* _Directions_
Line by line, copy the records below exactly and leave the pictures out.

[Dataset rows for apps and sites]

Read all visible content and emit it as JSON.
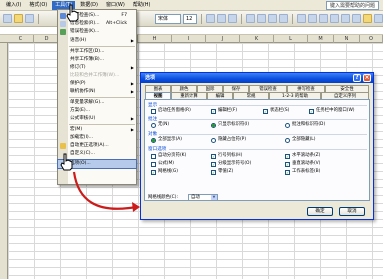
{
  "menubar": {
    "items": [
      "编入(I)",
      "格式(O)",
      "工具(T)",
      "数据(D)",
      "窗口(W)",
      "帮助(H)"
    ],
    "help_placeholder": "键入需要帮助的问题"
  },
  "toolbar": {
    "zoom": "宋体",
    "font_size": "12"
  },
  "column_headers": [
    "C",
    "D",
    "E",
    "F",
    "G",
    "H",
    "I",
    "J",
    "K",
    "L",
    "M",
    "N",
    "O"
  ],
  "tools_menu": {
    "items": [
      {
        "label": "拼写检查(S)...",
        "shortcut": "F7",
        "submenu": false,
        "disabled": false
      },
      {
        "label": "信息检索(R)...",
        "shortcut": "Alt+Click",
        "submenu": false,
        "disabled": false
      },
      {
        "label": "错误检查(K)...",
        "shortcut": "",
        "submenu": false,
        "disabled": false
      },
      {
        "label": "语音(H)",
        "shortcut": "",
        "submenu": true,
        "disabled": false
      },
      {
        "label": "共享工作区(D)...",
        "shortcut": "",
        "submenu": false,
        "disabled": false
      },
      {
        "label": "共享工作簿(B)...",
        "shortcut": "",
        "submenu": false,
        "disabled": false
      },
      {
        "label": "修订(T)",
        "shortcut": "",
        "submenu": true,
        "disabled": false
      },
      {
        "label": "比较和合并工作簿(W)...",
        "shortcut": "",
        "submenu": false,
        "disabled": true
      },
      {
        "label": "保护(P)",
        "shortcut": "",
        "submenu": true,
        "disabled": false
      },
      {
        "label": "联机协作(N)",
        "shortcut": "",
        "submenu": true,
        "disabled": false
      },
      {
        "label": "单变量求解(G)...",
        "shortcut": "",
        "submenu": false,
        "disabled": false
      },
      {
        "label": "方案(E)...",
        "shortcut": "",
        "submenu": false,
        "disabled": false
      },
      {
        "label": "公式审核(U)",
        "shortcut": "",
        "submenu": true,
        "disabled": false
      },
      {
        "label": "宏(M)",
        "shortcut": "",
        "submenu": true,
        "disabled": false
      },
      {
        "label": "加载宏(I)...",
        "shortcut": "",
        "submenu": false,
        "disabled": false
      },
      {
        "label": "自动更正选项(A)...",
        "shortcut": "",
        "submenu": false,
        "disabled": false
      },
      {
        "label": "自定义(C)...",
        "shortcut": "",
        "submenu": false,
        "disabled": false
      },
      {
        "label": "选项(O)...",
        "shortcut": "",
        "submenu": false,
        "disabled": false
      }
    ]
  },
  "options_dialog": {
    "title": "选项",
    "tabs_row1": [
      "图表",
      "颜色",
      "国际",
      "保存",
      "错误检查",
      "拼写检查",
      "安全性"
    ],
    "tabs_row2": [
      "视图",
      "重新计算",
      "编辑",
      "常规",
      "1-2-3 的帮助",
      "自定义序列"
    ],
    "sections": {
      "show": {
        "label": "显示",
        "options": [
          {
            "label": "启动任务窗格(R)",
            "checked": false
          },
          {
            "label": "编辑栏(F)",
            "checked": true
          },
          {
            "label": "状态栏(S)",
            "checked": true
          },
          {
            "label": "任务栏中的窗口(W)",
            "checked": true
          }
        ]
      },
      "comments": {
        "label": "批注",
        "options": [
          {
            "label": "无(N)",
            "selected": false
          },
          {
            "label": "只显示标识符(I)",
            "selected": true
          },
          {
            "label": "批注和标识符(D)",
            "selected": false
          }
        ]
      },
      "objects": {
        "label": "对象",
        "options": [
          {
            "label": "全部显示(A)",
            "selected": true
          },
          {
            "label": "隐藏占位符(P)",
            "selected": false
          },
          {
            "label": "全部隐藏(L)",
            "selected": false
          }
        ]
      },
      "window_options": {
        "label": "窗口选项",
        "options": [
          {
            "label": "自动分页符(K)",
            "checked": false
          },
          {
            "label": "行号列标(H)",
            "checked": true
          },
          {
            "label": "水平滚动条(Z)",
            "checked": true
          },
          {
            "label": "公式(M)",
            "checked": false
          },
          {
            "label": "分级显示符号(O)",
            "checked": true
          },
          {
            "label": "垂直滚动条(V)",
            "checked": true
          },
          {
            "label": "网格线(G)",
            "checked": true
          },
          {
            "label": "零值(Z)",
            "checked": true
          },
          {
            "label": "工作表标签(B)",
            "checked": true
          }
        ],
        "gridline_color_label": "网格线颜色(C):",
        "gridline_color_value": "自动"
      }
    },
    "ok_label": "确定",
    "cancel_label": "取消"
  },
  "colors": {
    "menu_highlight": "#316ac5",
    "dialog_titlebar": "#0a4ee0",
    "annotation_arrow": "#cc1b1b",
    "cursor_fill": "#ffffff"
  }
}
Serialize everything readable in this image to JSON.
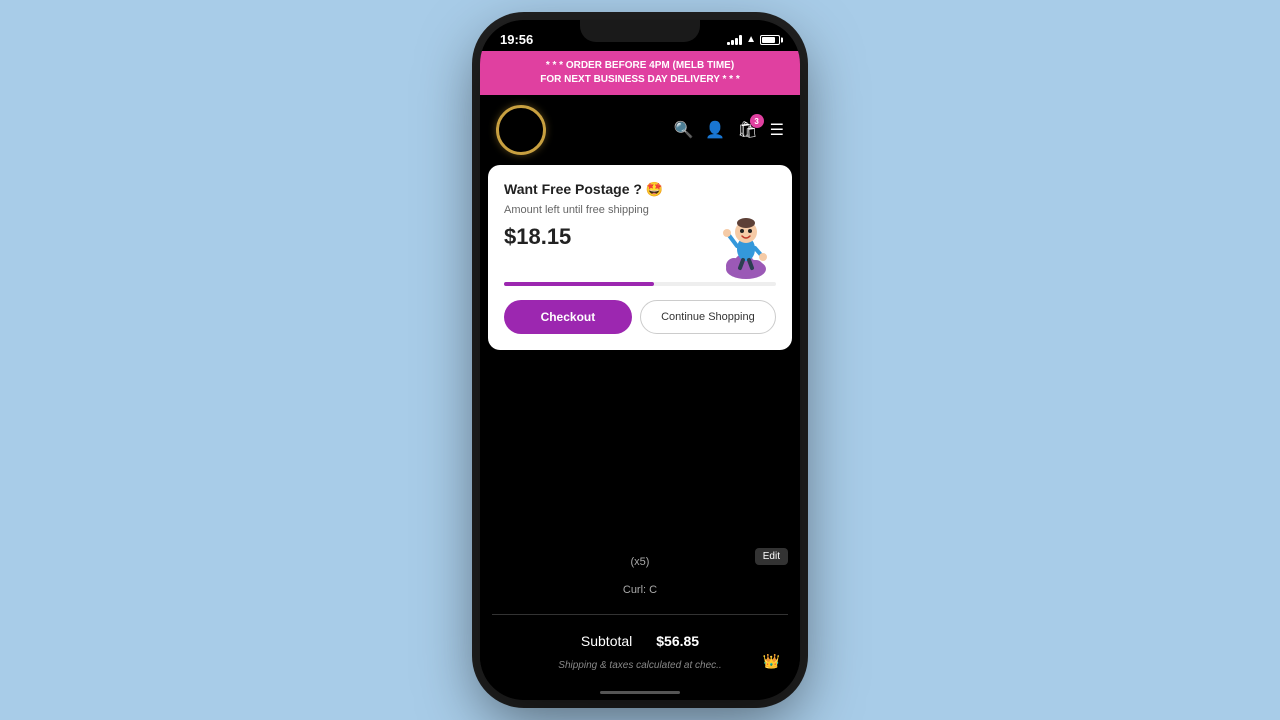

* _Solution for this problem_
Read all visible content and emit it as JSON.
{
  "menubar": {
    "items": [
      "编入(I)",
      "格式(O)",
      "工具(T)",
      "数据(D)",
      "窗口(W)",
      "帮助(H)"
    ],
    "help_placeholder": "键入需要帮助的问题"
  },
  "toolbar": {
    "zoom": "宋体",
    "font_size": "12"
  },
  "column_headers": [
    "C",
    "D",
    "E",
    "F",
    "G",
    "H",
    "I",
    "J",
    "K",
    "L",
    "M",
    "N",
    "O"
  ],
  "tools_menu": {
    "items": [
      {
        "label": "拼写检查(S)...",
        "shortcut": "F7",
        "submenu": false,
        "disabled": false
      },
      {
        "label": "信息检索(R)...",
        "shortcut": "Alt+Click",
        "submenu": false,
        "disabled": false
      },
      {
        "label": "错误检查(K)...",
        "shortcut": "",
        "submenu": false,
        "disabled": false
      },
      {
        "label": "语音(H)",
        "shortcut": "",
        "submenu": true,
        "disabled": false
      },
      {
        "label": "共享工作区(D)...",
        "shortcut": "",
        "submenu": false,
        "disabled": false
      },
      {
        "label": "共享工作簿(B)...",
        "shortcut": "",
        "submenu": false,
        "disabled": false
      },
      {
        "label": "修订(T)",
        "shortcut": "",
        "submenu": true,
        "disabled": false
      },
      {
        "label": "比较和合并工作簿(W)...",
        "shortcut": "",
        "submenu": false,
        "disabled": true
      },
      {
        "label": "保护(P)",
        "shortcut": "",
        "submenu": true,
        "disabled": false
      },
      {
        "label": "联机协作(N)",
        "shortcut": "",
        "submenu": true,
        "disabled": false
      },
      {
        "label": "单变量求解(G)...",
        "shortcut": "",
        "submenu": false,
        "disabled": false
      },
      {
        "label": "方案(E)...",
        "shortcut": "",
        "submenu": false,
        "disabled": false
      },
      {
        "label": "公式审核(U)",
        "shortcut": "",
        "submenu": true,
        "disabled": false
      },
      {
        "label": "宏(M)",
        "shortcut": "",
        "submenu": true,
        "disabled": false
      },
      {
        "label": "加载宏(I)...",
        "shortcut": "",
        "submenu": false,
        "disabled": false
      },
      {
        "label": "自动更正选项(A)...",
        "shortcut": "",
        "submenu": false,
        "disabled": false
      },
      {
        "label": "自定义(C)...",
        "shortcut": "",
        "submenu": false,
        "disabled": false
      },
      {
        "label": "选项(O)...",
        "shortcut": "",
        "submenu": false,
        "disabled": false
      }
    ]
  },
  "options_dialog": {
    "title": "选项",
    "tabs_row1": [
      "图表",
      "颜色",
      "国际",
      "保存",
      "错误检查",
      "拼写检查",
      "安全性"
    ],
    "tabs_row2": [
      "视图",
      "重新计算",
      "编辑",
      "常规",
      "1-2-3 的帮助",
      "自定义序列"
    ],
    "sections": {
      "show": {
        "label": "显示",
        "options": [
          {
            "label": "启动任务窗格(R)",
            "checked": false
          },
          {
            "label": "编辑栏(F)",
            "checked": true
          },
          {
            "label": "状态栏(S)",
            "checked": true
          },
          {
            "label": "任务栏中的窗口(W)",
            "checked": true
          }
        ]
      },
      "comments": {
        "label": "批注",
        "options": [
          {
            "label": "无(N)",
            "selected": false
          },
          {
            "label": "只显示标识符(I)",
            "selected": true
          },
          {
            "label": "批注和标识符(D)",
            "selected": false
          }
        ]
      },
      "objects": {
        "label": "对象",
        "options": [
          {
            "label": "全部显示(A)",
            "selected": true
          },
          {
            "label": "隐藏占位符(P)",
            "selected": false
          },
          {
            "label": "全部隐藏(L)",
            "selected": false
          }
        ]
      },
      "window_options": {
        "label": "窗口选项",
        "options": [
          {
            "label": "自动分页符(K)",
            "checked": false
          },
          {
            "label": "行号列标(H)",
            "checked": true
          },
          {
            "label": "水平滚动条(Z)",
            "checked": true
          },
          {
            "label": "公式(M)",
            "checked": false
          },
          {
            "label": "分级显示符号(O)",
            "checked": true
          },
          {
            "label": "垂直滚动条(V)",
            "checked": true
          },
          {
            "label": "网格线(G)",
            "checked": true
          },
          {
            "label": "零值(Z)",
            "checked": true
          },
          {
            "label": "工作表标签(B)",
            "checked": true
          }
        ],
        "gridline_color_label": "网格线颜色(C):",
        "gridline_color_value": "自动"
      }
    },
    "ok_label": "确定",
    "cancel_label": "取消"
  },
  "colors": {
    "menu_highlight": "#316ac5",
    "dialog_titlebar": "#0a4ee0",
    "annotation_arrow": "#cc1b1b",
    "cursor_fill": "#ffffff"
  }
}
Serialize everything readable in this image to JSON.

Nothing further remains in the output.